Every entry should be duplicated verbatim, and no picture may appear in the copy.

Component data from apps and pages
---+---

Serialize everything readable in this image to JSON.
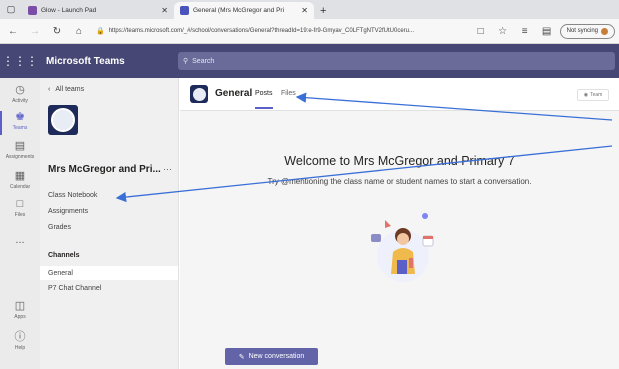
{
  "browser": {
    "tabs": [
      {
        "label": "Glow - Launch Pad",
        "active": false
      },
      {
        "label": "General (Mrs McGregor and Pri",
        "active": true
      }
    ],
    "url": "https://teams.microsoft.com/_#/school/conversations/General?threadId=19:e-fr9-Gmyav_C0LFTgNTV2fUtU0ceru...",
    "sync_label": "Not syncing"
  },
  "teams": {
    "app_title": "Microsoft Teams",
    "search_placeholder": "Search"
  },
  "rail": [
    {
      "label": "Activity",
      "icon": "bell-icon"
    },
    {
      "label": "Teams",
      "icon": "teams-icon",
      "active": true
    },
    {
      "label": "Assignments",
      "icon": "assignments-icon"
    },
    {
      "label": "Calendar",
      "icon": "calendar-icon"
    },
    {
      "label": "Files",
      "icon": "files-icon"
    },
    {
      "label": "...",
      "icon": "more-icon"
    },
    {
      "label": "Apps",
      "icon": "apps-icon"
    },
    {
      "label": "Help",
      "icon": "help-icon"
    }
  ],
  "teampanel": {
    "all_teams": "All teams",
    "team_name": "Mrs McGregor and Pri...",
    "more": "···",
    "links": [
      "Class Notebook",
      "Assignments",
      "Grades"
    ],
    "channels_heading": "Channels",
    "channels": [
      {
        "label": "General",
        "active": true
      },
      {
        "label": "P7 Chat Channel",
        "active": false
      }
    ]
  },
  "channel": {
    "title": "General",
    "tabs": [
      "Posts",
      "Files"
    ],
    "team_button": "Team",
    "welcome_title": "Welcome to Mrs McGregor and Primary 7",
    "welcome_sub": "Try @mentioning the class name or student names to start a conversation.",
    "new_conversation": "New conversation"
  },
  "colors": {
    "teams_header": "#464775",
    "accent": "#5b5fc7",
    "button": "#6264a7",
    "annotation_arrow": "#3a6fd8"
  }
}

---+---

### COMPLETED EXERCISE:
Serialize everything readable in this image to JSON.
{
  "browser": {
    "tabs": [
      {
        "label": "Glow - Launch Pad",
        "active": false
      },
      {
        "label": "General (Mrs McGregor and Pri",
        "active": true
      }
    ],
    "url": "https://teams.microsoft.com/_#/school/conversations/General?threadId=19:e-fr9-Gmyav_C0LFTgNTV2fUtU0ceru...",
    "sync_label": "Not syncing"
  },
  "teams": {
    "app_title": "Microsoft Teams",
    "search_placeholder": "Search"
  },
  "rail": [
    {
      "label": "Activity",
      "icon": "bell-icon"
    },
    {
      "label": "Teams",
      "icon": "teams-icon",
      "active": true
    },
    {
      "label": "Assignments",
      "icon": "assignments-icon"
    },
    {
      "label": "Calendar",
      "icon": "calendar-icon"
    },
    {
      "label": "Files",
      "icon": "files-icon"
    },
    {
      "label": "...",
      "icon": "more-icon"
    },
    {
      "label": "Apps",
      "icon": "apps-icon"
    },
    {
      "label": "Help",
      "icon": "help-icon"
    }
  ],
  "teampanel": {
    "all_teams": "All teams",
    "team_name": "Mrs McGregor and Pri...",
    "more": "···",
    "links": [
      "Class Notebook",
      "Assignments",
      "Grades"
    ],
    "channels_heading": "Channels",
    "channels": [
      {
        "label": "General",
        "active": true
      },
      {
        "label": "P7 Chat Channel",
        "active": false
      }
    ]
  },
  "channel": {
    "title": "General",
    "tabs": [
      "Posts",
      "Files"
    ],
    "team_button": "Team",
    "welcome_title": "Welcome to Mrs McGregor and Primary 7",
    "welcome_sub": "Try @mentioning the class name or student names to start a conversation.",
    "new_conversation": "New conversation"
  },
  "colors": {
    "teams_header": "#464775",
    "accent": "#5b5fc7",
    "button": "#6264a7",
    "annotation_arrow": "#3a6fd8"
  }
}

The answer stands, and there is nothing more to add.